When we think of bowling, we don't generally think of a fine-dining experience. And when we think of the current state of the economy, we don't think of a more expensive way to enjoy a traditionally cheap activity. So we were a bit surprised to hear about 300, AMF's new chain of upscale bowling venues. A location opened in Houston on Bunker Hill near the Marq-E Center last week and we headed over to check out it out.
We were greeted by the sound of Beyonce booming over the speakers as her video played on giant screens at the end of each lane. Black and neon lights lit up each alley where well-dressed patrons were striking it up on lanes furnished with brown leather benches and shiny wood tables.
"AMF decided to launch a new concept and kind of take some of our tired facilities and look at the market and just go into the first upscale, very first-class service," Sales Manager Jill Maxwell tells us. First class indeed; instead of an apathetic teen in a ill-fitting polo attending bowlers' needs, each lane is outfitted with its own personal lane captain who is outfitted in a tuxedo vest.
"[The captain will] get them their drinks, get them any food and beverage that they want, take care of any issues on the lane - if they have a scoring issue, they miss a frame, one of the pins gets stuck - the lane captain takes care of all of that and they close out with the lane captain," she says. Before that you head to an equipment specialist who sizes you for a ball, gets your shoes and escorts you to your lane.
All this attention comes at a price. Weekend evening rates get up to $8 a game with a $4.50 shoe charge. There's also a private room equipped with seven lanes, a personal bar and bathroom that can be rented for $3,500 on the weekends, $2,500 on weekdays. Maxwell says the average customer spends about $50 per person on food, drinks and bowling.
The 300 location used to be a "traditional" AMF facility and the switch has garnered a few moans and groans from regulars and local non-profits who held events at the facility. But they've been replaced. When we visited 300 on a Thursday afternoon, half the lanes were taken up by a corporate group who had a nice long table of eats that didn't look like standard bowling alley fare (read: microwave pizzas and greasy cheese sticks).
"Everything is served on fine china. We have an executive chef who was formally with Mortan's Steakhouse and has studied all over the world," Maxwell says. There's also a full bar and a couple of tables and chairs in the entry way as well as a small lounge with large, leather chairs and sofas.
Maxwell says the big screens at the end of the lanes can also be used to show slideshows for bachelorette parties, corporate events, etc. or they can be tuned to sporting events. Sounds like something we'd hide our blue collars or change out of our denim cut-offs for. If the current state of our nation isn't emptying your pocket book, here's a not-so-cheap thrill that can.
-- Dusti Rhodes
Keep the Houston Press Free... Since we started the Houston Press, it has been defined as the free, independent voice of Houston, and we would like to keep it that way.
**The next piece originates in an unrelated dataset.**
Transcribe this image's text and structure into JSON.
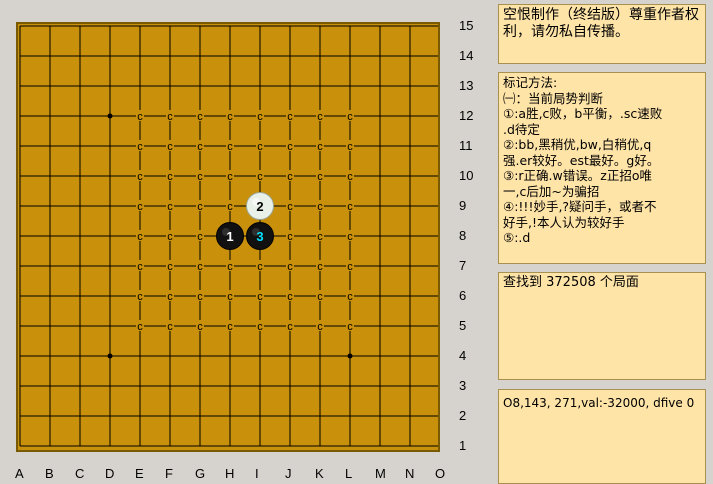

Offering our readers free access to incisive coverage of local news, food and culture. Producing stories on everything from political scandals to the hottest new bands, with gutsy reporting, stylish writing, and staffers who've won everything from the Society of Professional Journalists' Sigma Delta Chi feature-writing award to the Casey Medal for Meritorious Journalism. But with local journalism's existence under siege and advertising revenue setbacks having a larger impact, it is important now more than ever for us to rally support behind funding our local journalism. You can help by participating in our "I Support" membership program, allowing us to keep covering Houston with no paywalls.